Jefferys also commented that crowdfunding is “losing some of its gloss” in that certain platforms favor the already-known writers and creators. “I think it’s one way [to publish projects], and time will tell if it lasts. There are already platforms like Pubslush and Authr which are dedicated to books and writing, and there’s also Unbound, which labels itself as a crowdfunding platform and a publisher in one but seems to prefer the already famous.”

He continued, “It’s unfortunate, but I see crowdfunding becoming another method of marketing, of reaching your target group. It started off as a way for the little, unheralded guys to raise money for a charity or project the community deemed worthwhile, but it has quickly been invaded by brands desperate for another way to reach into consumers’ pockets. That’s a bit of a shame, but it’s also economics, because brands go where the money is.”

When a crowdfunded project does reach its goal, when a publishers is able to cast a net wide or passionate enough to gather the necessary resources to bring a project to fruition, there lies the potential to give future readers and diverse audiences a new sense of ownership of the project—a new way to support burgeoning artists at the early stages of production.
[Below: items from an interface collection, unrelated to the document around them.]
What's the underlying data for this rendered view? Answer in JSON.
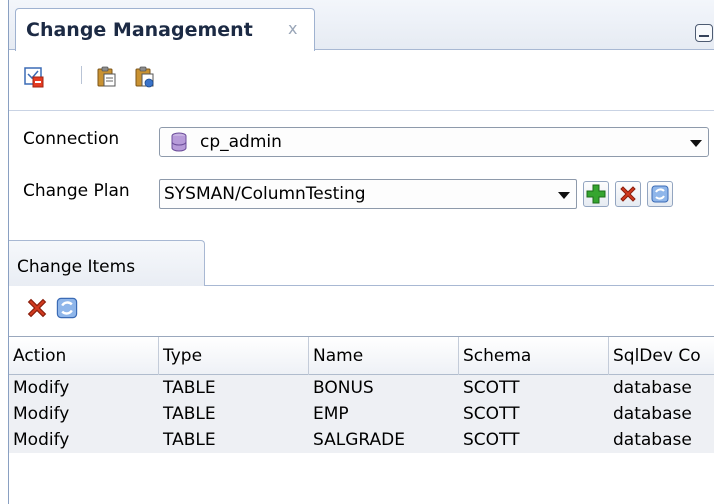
{
  "window": {
    "tab_title": "Change Management",
    "close_glyph": "x"
  },
  "toolbar": {
    "icons": [
      "new-change-icon",
      "paste-icon",
      "paste-special-icon"
    ]
  },
  "form": {
    "connection_label": "Connection",
    "connection_value": "cp_admin",
    "change_plan_label": "Change Plan",
    "change_plan_value": "SYSMAN/ColumnTesting"
  },
  "subtabs": {
    "active_label": "Change Items"
  },
  "table": {
    "columns": [
      "Action",
      "Type",
      "Name",
      "Schema",
      "SqlDev Co"
    ],
    "rows": [
      [
        "Modify",
        "TABLE",
        "BONUS",
        "SCOTT",
        "database"
      ],
      [
        "Modify",
        "TABLE",
        "EMP",
        "SCOTT",
        "database"
      ],
      [
        "Modify",
        "TABLE",
        "SALGRADE",
        "SCOTT",
        "database"
      ]
    ]
  },
  "colors": {
    "accent": "#3a73c9",
    "delete_red": "#d23a1f",
    "add_green": "#35a52f"
  }
}
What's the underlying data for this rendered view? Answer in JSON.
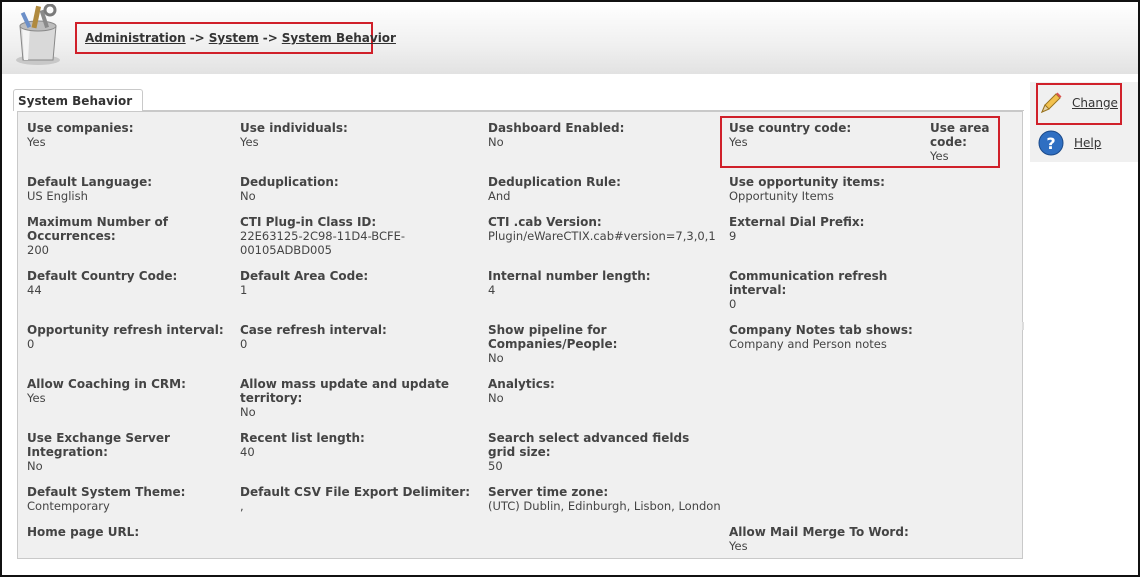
{
  "breadcrumb": {
    "items": [
      "Administration",
      "System",
      "System Behavior"
    ],
    "separator": "->"
  },
  "tab": {
    "label": "System Behavior"
  },
  "side_actions": {
    "change_label": "Change",
    "help_label": "Help"
  },
  "fields": [
    {
      "label": "Use companies:",
      "value": "Yes"
    },
    {
      "label": "Use individuals:",
      "value": "Yes"
    },
    {
      "label": "Dashboard Enabled:",
      "value": "No"
    },
    {
      "label": "Use country code:",
      "value": "Yes"
    },
    {
      "label": "Use area code:",
      "value": "Yes"
    },
    {
      "label": "Default Language:",
      "value": "US English"
    },
    {
      "label": "Deduplication:",
      "value": "No"
    },
    {
      "label": "Deduplication Rule:",
      "value": "And"
    },
    {
      "label": "Use opportunity items:",
      "value": "Opportunity Items"
    },
    {
      "label": "Maximum Number of Occurrences:",
      "value": "200"
    },
    {
      "label": "CTI Plug-in Class ID:",
      "value": "22E63125-2C98-11D4-BCFE-00105ADBD005"
    },
    {
      "label": "CTI .cab Version:",
      "value": "Plugin/eWareCTIX.cab#version=7,3,0,1"
    },
    {
      "label": "External Dial Prefix:",
      "value": "9"
    },
    {
      "label": "Default Country Code:",
      "value": "44"
    },
    {
      "label": "Default Area Code:",
      "value": "1"
    },
    {
      "label": "Internal number length:",
      "value": "4"
    },
    {
      "label": "Communication refresh interval:",
      "value": "0"
    },
    {
      "label": "Opportunity refresh interval:",
      "value": "0"
    },
    {
      "label": "Case refresh interval:",
      "value": "0"
    },
    {
      "label": "Show pipeline for Companies/People:",
      "value": "No"
    },
    {
      "label": "Company Notes tab shows:",
      "value": "Company and Person notes"
    },
    {
      "label": "Allow Coaching in CRM:",
      "value": "Yes"
    },
    {
      "label": "Allow mass update and update territory:",
      "value": "No"
    },
    {
      "label": "Analytics:",
      "value": "No"
    },
    {
      "label": "Use Exchange Server Integration:",
      "value": "No"
    },
    {
      "label": "Recent list length:",
      "value": "40"
    },
    {
      "label": "Search select advanced fields grid size:",
      "value": "50"
    },
    {
      "label": "Default System Theme:",
      "value": "Contemporary"
    },
    {
      "label": "Default CSV File Export Delimiter:",
      "value": ","
    },
    {
      "label": "Server time zone:",
      "value": "(UTC) Dublin, Edinburgh, Lisbon, London"
    },
    {
      "label": "Home page URL:",
      "value": ""
    },
    {
      "label": "Allow Mail Merge To Word:",
      "value": "Yes"
    }
  ]
}
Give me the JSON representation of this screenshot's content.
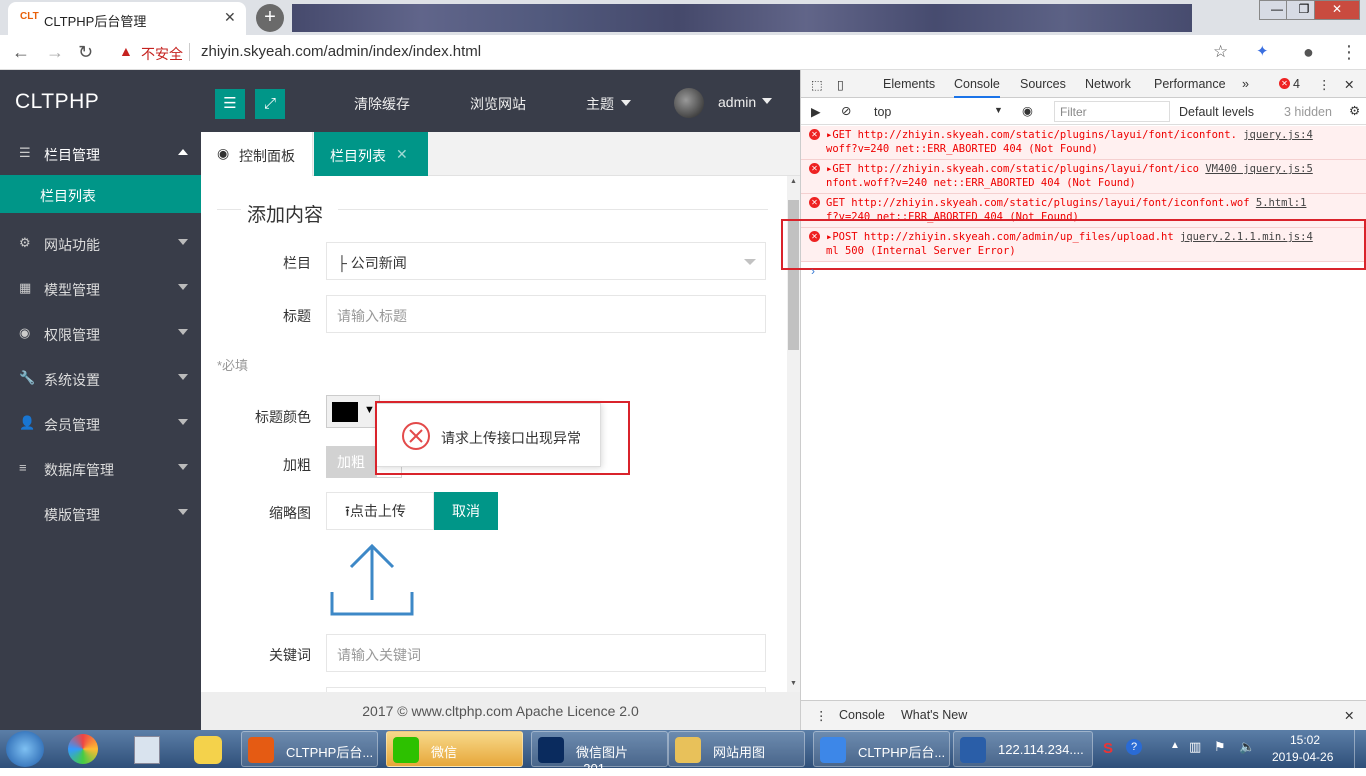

Whether crowdfunding is the way of the future for growing publishers or it ends up being taken over by brands in the not-too-distant future, this new kind of interactive relationship between publisher and reader could make waves in the ever-changing publishing game.

In a final word of advice, Jefferys shared this: “Authors and indie publishers should get into crowdfunding with the same motivation they write or publish books: with a passion for literature and the desire to share great stories with the world.”




Ariel Bronson is a University of Michigan alumna with a degree in English and communication studies. She is also a graduate of the University of Denver Publishing Institute.